◆ **WHAT THE TASK REQUIRES**: All of the records must come back exactly. Please repeat them in full.

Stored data
● ● ● ●

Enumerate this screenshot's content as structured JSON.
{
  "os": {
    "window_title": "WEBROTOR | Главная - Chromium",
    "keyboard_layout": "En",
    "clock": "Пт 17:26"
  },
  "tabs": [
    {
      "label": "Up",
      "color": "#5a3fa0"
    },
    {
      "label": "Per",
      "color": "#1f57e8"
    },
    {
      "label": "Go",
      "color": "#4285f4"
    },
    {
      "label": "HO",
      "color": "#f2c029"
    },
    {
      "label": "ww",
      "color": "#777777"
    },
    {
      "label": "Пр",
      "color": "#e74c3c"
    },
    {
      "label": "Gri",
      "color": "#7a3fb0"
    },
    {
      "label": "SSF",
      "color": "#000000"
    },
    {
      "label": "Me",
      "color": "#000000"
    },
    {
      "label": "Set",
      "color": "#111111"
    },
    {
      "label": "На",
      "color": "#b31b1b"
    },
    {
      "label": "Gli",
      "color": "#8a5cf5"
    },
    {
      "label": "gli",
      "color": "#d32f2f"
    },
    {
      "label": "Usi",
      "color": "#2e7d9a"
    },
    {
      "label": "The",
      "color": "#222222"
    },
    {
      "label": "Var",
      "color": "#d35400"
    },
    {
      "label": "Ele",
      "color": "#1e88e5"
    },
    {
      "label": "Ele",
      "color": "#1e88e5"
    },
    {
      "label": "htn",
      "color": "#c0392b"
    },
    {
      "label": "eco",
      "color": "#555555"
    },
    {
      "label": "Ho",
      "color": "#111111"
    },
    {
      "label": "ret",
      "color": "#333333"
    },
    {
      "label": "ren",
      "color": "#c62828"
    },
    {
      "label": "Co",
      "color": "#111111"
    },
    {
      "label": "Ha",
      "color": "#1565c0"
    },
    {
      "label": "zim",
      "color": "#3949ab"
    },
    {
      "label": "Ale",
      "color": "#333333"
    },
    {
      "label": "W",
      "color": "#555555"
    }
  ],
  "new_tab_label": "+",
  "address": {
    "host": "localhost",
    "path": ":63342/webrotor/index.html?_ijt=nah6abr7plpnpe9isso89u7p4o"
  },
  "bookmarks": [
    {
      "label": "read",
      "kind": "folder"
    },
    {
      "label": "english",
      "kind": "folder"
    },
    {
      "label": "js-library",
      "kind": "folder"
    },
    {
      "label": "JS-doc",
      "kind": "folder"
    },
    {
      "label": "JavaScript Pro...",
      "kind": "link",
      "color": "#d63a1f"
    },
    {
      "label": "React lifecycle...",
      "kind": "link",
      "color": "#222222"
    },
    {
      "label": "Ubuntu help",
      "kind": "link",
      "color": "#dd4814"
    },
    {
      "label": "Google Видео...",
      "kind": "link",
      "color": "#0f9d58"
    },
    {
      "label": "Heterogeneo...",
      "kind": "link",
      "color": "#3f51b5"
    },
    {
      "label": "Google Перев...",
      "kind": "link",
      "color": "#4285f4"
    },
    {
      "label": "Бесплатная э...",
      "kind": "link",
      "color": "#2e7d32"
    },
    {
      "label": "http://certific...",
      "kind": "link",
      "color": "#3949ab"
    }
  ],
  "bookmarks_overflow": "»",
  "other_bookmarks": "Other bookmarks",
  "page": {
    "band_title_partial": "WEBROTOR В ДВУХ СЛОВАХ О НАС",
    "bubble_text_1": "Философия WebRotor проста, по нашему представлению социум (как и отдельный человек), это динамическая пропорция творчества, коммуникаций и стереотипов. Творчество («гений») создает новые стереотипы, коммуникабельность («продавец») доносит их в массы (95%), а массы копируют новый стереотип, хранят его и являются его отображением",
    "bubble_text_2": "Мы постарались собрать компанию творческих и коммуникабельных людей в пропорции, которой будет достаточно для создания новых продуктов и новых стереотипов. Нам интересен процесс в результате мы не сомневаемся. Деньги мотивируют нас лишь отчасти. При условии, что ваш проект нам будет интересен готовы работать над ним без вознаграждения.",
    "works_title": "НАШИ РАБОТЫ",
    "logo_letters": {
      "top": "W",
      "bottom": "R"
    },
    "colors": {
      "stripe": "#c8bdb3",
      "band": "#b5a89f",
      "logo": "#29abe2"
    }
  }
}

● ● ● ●

◆ **ANSWER SPACE**:
Enumerate this screenshot's content as structured JSON.
{
  "os": {
    "window_title": "WEBROTOR | Главная - Chromium",
    "keyboard_layout": "En",
    "clock": "Пт 17:26"
  },
  "tabs": [
    {
      "label": "Up",
      "color": "#5a3fa0"
    },
    {
      "label": "Per",
      "color": "#1f57e8"
    },
    {
      "label": "Go",
      "color": "#4285f4"
    },
    {
      "label": "HO",
      "color": "#f2c029"
    },
    {
      "label": "ww",
      "color": "#777777"
    },
    {
      "label": "Пр",
      "color": "#e74c3c"
    },
    {
      "label": "Gri",
      "color": "#7a3fb0"
    },
    {
      "label": "SSF",
      "color": "#000000"
    },
    {
      "label": "Me",
      "color": "#000000"
    },
    {
      "label": "Set",
      "color": "#111111"
    },
    {
      "label": "На",
      "color": "#b31b1b"
    },
    {
      "label": "Gli",
      "color": "#8a5cf5"
    },
    {
      "label": "gli",
      "color": "#d32f2f"
    },
    {
      "label": "Usi",
      "color": "#2e7d9a"
    },
    {
      "label": "The",
      "color": "#222222"
    },
    {
      "label": "Var",
      "color": "#d35400"
    },
    {
      "label": "Ele",
      "color": "#1e88e5"
    },
    {
      "label": "Ele",
      "color": "#1e88e5"
    },
    {
      "label": "htn",
      "color": "#c0392b"
    },
    {
      "label": "eco",
      "color": "#555555"
    },
    {
      "label": "Ho",
      "color": "#111111"
    },
    {
      "label": "ret",
      "color": "#333333"
    },
    {
      "label": "ren",
      "color": "#c62828"
    },
    {
      "label": "Co",
      "color": "#111111"
    },
    {
      "label": "Ha",
      "color": "#1565c0"
    },
    {
      "label": "zim",
      "color": "#3949ab"
    },
    {
      "label": "Ale",
      "color": "#333333"
    },
    {
      "label": "W",
      "color": "#555555"
    }
  ],
  "new_tab_label": "+",
  "address": {
    "host": "localhost",
    "path": ":63342/webrotor/index.html?_ijt=nah6abr7plpnpe9isso89u7p4o"
  },
  "bookmarks": [
    {
      "label": "read",
      "kind": "folder"
    },
    {
      "label": "english",
      "kind": "folder"
    },
    {
      "label": "js-library",
      "kind": "folder"
    },
    {
      "label": "JS-doc",
      "kind": "folder"
    },
    {
      "label": "JavaScript Pro...",
      "kind": "link",
      "color": "#d63a1f"
    },
    {
      "label": "React lifecycle...",
      "kind": "link",
      "color": "#222222"
    },
    {
      "label": "Ubuntu help",
      "kind": "link",
      "color": "#dd4814"
    },
    {
      "label": "Google Видео...",
      "kind": "link",
      "color": "#0f9d58"
    },
    {
      "label": "Heterogeneo...",
      "kind": "link",
      "color": "#3f51b5"
    },
    {
      "label": "Google Перев...",
      "kind": "link",
      "color": "#4285f4"
    },
    {
      "label": "Бесплатная э...",
      "kind": "link",
      "color": "#2e7d32"
    },
    {
      "label": "http://certific...",
      "kind": "link",
      "color": "#3949ab"
    }
  ],
  "bookmarks_overflow": "»",
  "other_bookmarks": "Other bookmarks",
  "page": {
    "band_title_partial": "WEBROTOR В ДВУХ СЛОВАХ О НАС",
    "bubble_text_1": "Философия WebRotor проста, по нашему представлению социум (как и отдельный человек), это динамическая пропорция творчества, коммуникаций и стереотипов. Творчество («гений») создает новые стереотипы, коммуникабельность («продавец») доносит их в массы (95%), а массы копируют новый стереотип, хранят его и являются его отображением",
    "bubble_text_2": "Мы постарались собрать компанию творческих и коммуникабельных людей в пропорции, которой будет достаточно для создания новых продуктов и новых стереотипов. Нам интересен процесс в результате мы не сомневаемся. Деньги мотивируют нас лишь отчасти. При условии, что ваш проект нам будет интересен готовы работать над ним без вознаграждения.",
    "works_title": "НАШИ РАБОТЫ",
    "logo_letters": {
      "top": "W",
      "bottom": "R"
    },
    "colors": {
      "stripe": "#c8bdb3",
      "band": "#b5a89f",
      "logo": "#29abe2"
    }
  }
}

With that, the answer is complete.